Citation: Elsous A, Radwan M, Al-Sharif H and Abu Mustafa A (2017) Medications Adherence and Associated Factors among Patients with Type 2 Diabetes Mellitus in the Gaza Strip, Palestine. Front. Endocrinol. 8:100. doi: 10.3389/fendo.2017.00100

Received: 09 April 2017; Accepted: 01 May 2017;
Published: 09 June 2017

Edited by:

Adeel Safdar, Humber College, Canada

Reviewed by:

Rosana De Morais Borges Marques, Universidade Federal de Goiás, Brazil
Tahir Mehmood Khan, Monash University Malaysia, Malaysia
Brian Godman, Karolinska Institutet, Sweden

Copyright: © 2017 Elsous, Radwan, Al-Sharif and Abu Mustafa. This is an open-access article distributed under the terms of the Creative Commons Attribution License (CC BY). The use, distribution or reproduction in other forums is permitted, provided the original author(s) or licensor are credited and that the original publication in this journal is cited, in accordance with accepted academic practice. No use, distribution or reproduction is permitted which does not comply with these terms.

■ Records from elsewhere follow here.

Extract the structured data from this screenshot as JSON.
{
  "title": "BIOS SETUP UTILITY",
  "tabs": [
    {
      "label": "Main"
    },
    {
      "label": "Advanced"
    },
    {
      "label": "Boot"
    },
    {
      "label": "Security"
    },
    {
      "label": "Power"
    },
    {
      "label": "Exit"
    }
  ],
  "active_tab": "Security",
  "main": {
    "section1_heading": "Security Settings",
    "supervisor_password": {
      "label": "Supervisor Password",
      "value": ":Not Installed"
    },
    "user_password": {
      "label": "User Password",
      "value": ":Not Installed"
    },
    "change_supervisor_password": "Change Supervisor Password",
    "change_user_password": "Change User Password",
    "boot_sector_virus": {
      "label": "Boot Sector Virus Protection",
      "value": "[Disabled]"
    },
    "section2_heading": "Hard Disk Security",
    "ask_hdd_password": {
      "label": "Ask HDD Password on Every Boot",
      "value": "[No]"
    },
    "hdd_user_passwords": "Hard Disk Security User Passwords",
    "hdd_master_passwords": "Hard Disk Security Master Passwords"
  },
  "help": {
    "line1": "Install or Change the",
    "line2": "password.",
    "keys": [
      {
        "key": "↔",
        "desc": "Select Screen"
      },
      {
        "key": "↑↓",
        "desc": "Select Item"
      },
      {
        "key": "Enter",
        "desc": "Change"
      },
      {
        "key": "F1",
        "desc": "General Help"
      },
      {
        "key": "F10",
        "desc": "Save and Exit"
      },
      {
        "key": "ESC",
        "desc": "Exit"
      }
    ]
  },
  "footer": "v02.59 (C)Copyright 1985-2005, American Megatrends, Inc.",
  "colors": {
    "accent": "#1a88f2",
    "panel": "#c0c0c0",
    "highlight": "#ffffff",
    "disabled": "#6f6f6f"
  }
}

*Correspondence: Mahmoud Radwan, mradwan78@hotmail.com